WORK TASK: Scan the data below and pick out the lines containing the word "Business".

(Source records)
= Beginning of Section =

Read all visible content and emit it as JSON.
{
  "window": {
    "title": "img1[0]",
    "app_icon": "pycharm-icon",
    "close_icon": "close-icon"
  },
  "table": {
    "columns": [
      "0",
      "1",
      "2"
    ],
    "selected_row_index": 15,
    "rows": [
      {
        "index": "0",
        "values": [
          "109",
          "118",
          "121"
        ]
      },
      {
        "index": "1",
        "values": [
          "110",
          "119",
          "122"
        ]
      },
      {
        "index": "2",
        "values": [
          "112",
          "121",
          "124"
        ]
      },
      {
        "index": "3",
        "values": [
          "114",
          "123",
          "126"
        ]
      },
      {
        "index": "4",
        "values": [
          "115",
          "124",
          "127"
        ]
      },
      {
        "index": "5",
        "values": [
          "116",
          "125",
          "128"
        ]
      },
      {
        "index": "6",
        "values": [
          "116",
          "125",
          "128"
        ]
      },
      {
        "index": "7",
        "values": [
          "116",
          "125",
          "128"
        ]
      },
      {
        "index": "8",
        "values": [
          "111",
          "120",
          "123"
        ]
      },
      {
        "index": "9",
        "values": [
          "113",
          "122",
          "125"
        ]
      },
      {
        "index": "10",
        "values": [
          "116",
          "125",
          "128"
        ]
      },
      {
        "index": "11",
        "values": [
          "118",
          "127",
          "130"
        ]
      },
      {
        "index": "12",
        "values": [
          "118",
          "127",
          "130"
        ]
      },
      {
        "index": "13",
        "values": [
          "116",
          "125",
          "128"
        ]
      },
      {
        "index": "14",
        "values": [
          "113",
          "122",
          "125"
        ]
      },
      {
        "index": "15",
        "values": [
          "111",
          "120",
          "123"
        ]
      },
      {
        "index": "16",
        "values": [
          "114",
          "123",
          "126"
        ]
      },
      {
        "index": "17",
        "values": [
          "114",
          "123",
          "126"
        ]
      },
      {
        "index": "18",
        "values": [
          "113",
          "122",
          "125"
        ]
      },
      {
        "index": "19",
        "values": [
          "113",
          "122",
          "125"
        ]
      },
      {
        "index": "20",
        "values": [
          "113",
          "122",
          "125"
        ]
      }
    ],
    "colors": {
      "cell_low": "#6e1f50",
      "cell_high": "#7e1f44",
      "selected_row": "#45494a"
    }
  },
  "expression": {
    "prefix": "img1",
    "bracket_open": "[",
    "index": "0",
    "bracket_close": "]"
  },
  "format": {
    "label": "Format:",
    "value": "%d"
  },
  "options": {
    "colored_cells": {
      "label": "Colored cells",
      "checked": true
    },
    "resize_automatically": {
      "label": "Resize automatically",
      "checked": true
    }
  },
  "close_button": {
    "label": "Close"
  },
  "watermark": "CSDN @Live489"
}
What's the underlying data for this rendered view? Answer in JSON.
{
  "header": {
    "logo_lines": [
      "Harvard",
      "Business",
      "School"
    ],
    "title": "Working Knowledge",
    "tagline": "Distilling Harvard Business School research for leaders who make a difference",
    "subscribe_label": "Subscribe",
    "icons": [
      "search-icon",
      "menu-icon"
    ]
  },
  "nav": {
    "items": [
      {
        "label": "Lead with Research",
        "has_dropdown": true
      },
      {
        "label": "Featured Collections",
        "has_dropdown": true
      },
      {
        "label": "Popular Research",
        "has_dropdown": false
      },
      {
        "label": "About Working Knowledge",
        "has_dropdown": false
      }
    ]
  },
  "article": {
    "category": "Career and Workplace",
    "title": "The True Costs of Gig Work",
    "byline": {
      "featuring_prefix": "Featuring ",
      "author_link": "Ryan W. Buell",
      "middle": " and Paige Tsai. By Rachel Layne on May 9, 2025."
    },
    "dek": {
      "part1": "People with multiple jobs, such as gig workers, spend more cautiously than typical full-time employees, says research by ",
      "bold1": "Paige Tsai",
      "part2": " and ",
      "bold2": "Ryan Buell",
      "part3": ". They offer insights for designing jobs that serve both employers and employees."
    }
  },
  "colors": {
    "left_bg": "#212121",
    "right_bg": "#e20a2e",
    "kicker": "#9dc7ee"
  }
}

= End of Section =

YOUR SOLUTION:
      "Business",
    "tagline": "Distilling Harvard Business School research for leaders who make a difference",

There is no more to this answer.